*Source data*

[Start of section]

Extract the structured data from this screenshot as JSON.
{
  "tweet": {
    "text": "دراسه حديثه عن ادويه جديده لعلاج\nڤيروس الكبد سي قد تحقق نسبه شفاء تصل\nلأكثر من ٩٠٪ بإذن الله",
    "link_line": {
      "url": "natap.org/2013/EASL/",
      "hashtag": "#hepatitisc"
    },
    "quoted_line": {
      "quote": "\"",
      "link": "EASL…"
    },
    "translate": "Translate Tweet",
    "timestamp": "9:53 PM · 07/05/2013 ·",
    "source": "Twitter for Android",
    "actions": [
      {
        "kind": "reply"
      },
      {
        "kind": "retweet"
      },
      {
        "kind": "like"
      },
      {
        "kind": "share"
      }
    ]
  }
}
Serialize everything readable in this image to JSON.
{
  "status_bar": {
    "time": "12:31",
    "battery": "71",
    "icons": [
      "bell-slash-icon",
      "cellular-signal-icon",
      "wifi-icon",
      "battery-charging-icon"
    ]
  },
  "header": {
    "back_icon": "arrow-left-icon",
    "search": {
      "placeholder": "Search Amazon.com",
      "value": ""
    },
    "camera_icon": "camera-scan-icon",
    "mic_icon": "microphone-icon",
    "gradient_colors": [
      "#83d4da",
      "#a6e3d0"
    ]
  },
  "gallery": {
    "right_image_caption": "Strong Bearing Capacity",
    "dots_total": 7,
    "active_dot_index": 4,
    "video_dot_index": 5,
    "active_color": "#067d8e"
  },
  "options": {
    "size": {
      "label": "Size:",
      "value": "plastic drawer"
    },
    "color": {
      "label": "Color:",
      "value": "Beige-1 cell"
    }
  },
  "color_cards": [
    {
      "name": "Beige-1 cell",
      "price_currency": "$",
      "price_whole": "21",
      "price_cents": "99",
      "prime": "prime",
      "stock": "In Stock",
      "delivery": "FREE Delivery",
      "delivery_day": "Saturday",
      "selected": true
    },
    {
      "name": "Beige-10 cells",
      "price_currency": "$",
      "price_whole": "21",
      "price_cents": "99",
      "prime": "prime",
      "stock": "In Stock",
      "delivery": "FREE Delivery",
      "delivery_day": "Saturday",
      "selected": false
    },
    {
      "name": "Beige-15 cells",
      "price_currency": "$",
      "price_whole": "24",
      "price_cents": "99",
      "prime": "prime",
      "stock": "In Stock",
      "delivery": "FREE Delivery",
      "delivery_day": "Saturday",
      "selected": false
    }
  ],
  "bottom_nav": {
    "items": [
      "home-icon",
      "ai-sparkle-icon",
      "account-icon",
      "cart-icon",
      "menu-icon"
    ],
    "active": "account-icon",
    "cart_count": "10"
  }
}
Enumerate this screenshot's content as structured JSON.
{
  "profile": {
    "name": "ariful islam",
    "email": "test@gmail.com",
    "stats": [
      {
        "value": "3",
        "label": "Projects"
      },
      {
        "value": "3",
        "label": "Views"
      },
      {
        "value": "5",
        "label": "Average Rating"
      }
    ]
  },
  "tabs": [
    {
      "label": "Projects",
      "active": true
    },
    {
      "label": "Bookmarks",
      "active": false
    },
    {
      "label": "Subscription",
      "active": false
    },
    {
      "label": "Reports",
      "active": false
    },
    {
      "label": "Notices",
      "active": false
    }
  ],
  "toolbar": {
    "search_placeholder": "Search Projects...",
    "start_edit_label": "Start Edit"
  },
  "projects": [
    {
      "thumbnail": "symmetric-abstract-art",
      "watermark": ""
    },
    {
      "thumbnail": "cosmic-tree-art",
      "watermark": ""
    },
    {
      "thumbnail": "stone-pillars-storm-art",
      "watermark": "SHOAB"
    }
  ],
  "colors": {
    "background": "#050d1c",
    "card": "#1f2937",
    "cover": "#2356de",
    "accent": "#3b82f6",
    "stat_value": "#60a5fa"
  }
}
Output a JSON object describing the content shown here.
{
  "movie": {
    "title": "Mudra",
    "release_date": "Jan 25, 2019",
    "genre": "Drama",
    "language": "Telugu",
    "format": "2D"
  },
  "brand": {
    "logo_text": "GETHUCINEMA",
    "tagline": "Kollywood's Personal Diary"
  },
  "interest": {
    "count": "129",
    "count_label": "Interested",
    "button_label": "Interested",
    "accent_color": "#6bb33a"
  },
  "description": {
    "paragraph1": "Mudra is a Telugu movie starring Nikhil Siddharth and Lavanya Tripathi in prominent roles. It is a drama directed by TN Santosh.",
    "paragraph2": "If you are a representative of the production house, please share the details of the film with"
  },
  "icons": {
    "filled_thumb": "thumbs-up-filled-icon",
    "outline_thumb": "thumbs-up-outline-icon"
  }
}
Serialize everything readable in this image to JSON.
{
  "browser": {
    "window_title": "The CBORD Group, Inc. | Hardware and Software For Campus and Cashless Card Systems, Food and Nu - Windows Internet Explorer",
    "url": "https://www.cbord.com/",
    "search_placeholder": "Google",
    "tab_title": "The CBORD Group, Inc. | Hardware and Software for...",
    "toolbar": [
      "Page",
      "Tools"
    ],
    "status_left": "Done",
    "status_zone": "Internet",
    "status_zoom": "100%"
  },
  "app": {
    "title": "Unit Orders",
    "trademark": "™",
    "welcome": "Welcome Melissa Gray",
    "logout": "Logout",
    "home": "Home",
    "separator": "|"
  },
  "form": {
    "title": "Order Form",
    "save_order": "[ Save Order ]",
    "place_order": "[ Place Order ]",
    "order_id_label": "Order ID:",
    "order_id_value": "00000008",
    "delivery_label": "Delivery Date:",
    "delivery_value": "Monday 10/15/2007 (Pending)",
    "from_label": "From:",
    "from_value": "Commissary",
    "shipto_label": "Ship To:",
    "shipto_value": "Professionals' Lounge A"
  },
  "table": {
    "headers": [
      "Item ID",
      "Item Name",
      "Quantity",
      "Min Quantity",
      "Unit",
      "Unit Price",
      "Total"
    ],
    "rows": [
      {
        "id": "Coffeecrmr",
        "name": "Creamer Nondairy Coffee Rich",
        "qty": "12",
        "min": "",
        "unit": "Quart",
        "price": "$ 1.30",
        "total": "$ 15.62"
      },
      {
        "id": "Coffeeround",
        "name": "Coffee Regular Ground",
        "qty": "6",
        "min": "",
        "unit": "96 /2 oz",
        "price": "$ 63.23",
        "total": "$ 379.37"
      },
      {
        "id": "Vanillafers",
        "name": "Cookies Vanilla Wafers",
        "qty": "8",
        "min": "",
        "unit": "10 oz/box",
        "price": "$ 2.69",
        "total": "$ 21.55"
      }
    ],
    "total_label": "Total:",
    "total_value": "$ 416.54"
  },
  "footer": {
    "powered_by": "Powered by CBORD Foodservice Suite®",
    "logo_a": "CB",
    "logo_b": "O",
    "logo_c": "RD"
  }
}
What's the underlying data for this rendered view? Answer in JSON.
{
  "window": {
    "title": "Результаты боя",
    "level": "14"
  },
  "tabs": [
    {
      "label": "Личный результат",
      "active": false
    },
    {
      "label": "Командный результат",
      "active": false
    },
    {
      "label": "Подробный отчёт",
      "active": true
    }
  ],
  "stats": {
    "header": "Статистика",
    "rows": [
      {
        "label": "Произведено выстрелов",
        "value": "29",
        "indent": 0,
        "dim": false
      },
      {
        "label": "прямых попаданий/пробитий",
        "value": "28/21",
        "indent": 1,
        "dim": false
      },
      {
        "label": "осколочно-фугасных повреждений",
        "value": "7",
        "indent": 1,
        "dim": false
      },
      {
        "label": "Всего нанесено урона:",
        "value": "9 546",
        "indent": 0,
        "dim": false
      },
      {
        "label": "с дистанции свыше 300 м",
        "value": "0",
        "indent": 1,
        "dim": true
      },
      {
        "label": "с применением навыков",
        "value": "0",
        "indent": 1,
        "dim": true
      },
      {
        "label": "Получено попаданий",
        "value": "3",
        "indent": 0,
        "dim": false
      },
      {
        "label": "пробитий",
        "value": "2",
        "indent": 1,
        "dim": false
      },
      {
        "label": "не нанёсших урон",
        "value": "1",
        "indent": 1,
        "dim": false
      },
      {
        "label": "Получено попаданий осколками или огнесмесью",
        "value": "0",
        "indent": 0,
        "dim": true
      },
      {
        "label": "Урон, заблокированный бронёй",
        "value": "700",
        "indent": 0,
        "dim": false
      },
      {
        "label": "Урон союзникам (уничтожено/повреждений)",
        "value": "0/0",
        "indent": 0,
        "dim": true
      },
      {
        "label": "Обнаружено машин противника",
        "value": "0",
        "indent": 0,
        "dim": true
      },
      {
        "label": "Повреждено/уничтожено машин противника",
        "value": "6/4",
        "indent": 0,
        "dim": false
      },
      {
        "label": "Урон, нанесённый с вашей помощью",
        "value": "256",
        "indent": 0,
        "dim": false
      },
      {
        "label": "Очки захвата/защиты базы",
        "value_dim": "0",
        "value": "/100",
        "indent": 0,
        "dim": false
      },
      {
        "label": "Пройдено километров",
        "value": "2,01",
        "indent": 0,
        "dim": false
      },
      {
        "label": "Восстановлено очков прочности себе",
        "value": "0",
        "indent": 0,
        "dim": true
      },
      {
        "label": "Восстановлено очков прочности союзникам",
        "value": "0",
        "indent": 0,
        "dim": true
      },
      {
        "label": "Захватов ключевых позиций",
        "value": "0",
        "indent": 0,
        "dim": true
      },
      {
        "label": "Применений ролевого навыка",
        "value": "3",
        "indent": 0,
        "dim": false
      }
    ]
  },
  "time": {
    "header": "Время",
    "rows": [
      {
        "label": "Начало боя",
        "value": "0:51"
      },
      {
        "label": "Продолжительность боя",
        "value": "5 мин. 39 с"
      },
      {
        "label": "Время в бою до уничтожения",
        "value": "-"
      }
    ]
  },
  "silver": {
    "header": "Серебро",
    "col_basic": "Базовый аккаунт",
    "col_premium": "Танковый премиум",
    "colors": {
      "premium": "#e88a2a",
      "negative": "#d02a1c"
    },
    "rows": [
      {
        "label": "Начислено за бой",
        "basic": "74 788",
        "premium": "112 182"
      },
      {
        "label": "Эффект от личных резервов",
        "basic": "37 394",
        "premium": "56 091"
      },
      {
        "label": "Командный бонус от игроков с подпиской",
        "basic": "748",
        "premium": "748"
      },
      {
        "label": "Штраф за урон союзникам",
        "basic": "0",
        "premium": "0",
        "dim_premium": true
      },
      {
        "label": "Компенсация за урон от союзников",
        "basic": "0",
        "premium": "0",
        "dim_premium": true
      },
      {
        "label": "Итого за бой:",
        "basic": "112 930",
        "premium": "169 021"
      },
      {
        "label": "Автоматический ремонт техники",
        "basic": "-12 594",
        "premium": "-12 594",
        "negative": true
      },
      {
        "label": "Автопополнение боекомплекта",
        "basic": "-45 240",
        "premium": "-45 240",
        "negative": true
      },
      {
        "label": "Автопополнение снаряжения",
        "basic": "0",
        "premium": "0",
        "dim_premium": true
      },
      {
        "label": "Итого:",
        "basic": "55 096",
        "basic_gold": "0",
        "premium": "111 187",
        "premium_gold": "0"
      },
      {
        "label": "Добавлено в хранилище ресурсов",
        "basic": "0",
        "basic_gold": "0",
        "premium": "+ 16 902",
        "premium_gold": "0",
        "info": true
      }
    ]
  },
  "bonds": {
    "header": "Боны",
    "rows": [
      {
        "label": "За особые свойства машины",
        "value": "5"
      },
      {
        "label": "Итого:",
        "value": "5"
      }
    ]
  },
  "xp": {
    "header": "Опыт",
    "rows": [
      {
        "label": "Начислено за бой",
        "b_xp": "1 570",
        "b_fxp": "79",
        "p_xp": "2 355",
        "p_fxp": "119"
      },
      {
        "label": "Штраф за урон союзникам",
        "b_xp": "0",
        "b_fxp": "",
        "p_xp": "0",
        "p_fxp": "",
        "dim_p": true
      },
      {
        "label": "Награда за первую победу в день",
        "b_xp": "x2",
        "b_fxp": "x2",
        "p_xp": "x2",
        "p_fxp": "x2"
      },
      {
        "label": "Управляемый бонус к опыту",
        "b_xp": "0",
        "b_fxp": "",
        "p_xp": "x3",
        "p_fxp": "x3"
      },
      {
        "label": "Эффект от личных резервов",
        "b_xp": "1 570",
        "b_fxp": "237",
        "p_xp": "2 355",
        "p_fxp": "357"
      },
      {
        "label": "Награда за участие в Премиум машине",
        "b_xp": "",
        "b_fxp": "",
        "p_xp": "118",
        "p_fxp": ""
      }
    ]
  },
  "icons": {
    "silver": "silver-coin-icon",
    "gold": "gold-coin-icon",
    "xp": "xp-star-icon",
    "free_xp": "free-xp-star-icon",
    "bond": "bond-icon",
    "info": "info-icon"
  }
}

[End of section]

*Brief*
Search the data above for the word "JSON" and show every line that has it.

*Result for this exercise*
Extract the structured data from this screenshot as JSON.
Serialize everything readable in this image to JSON.
Enumerate this screenshot's content as structured JSON.
Output a JSON object describing the content shown here.
Serialize everything readable in this image to JSON.
What's the underlying data for this rendered view? Answer in JSON.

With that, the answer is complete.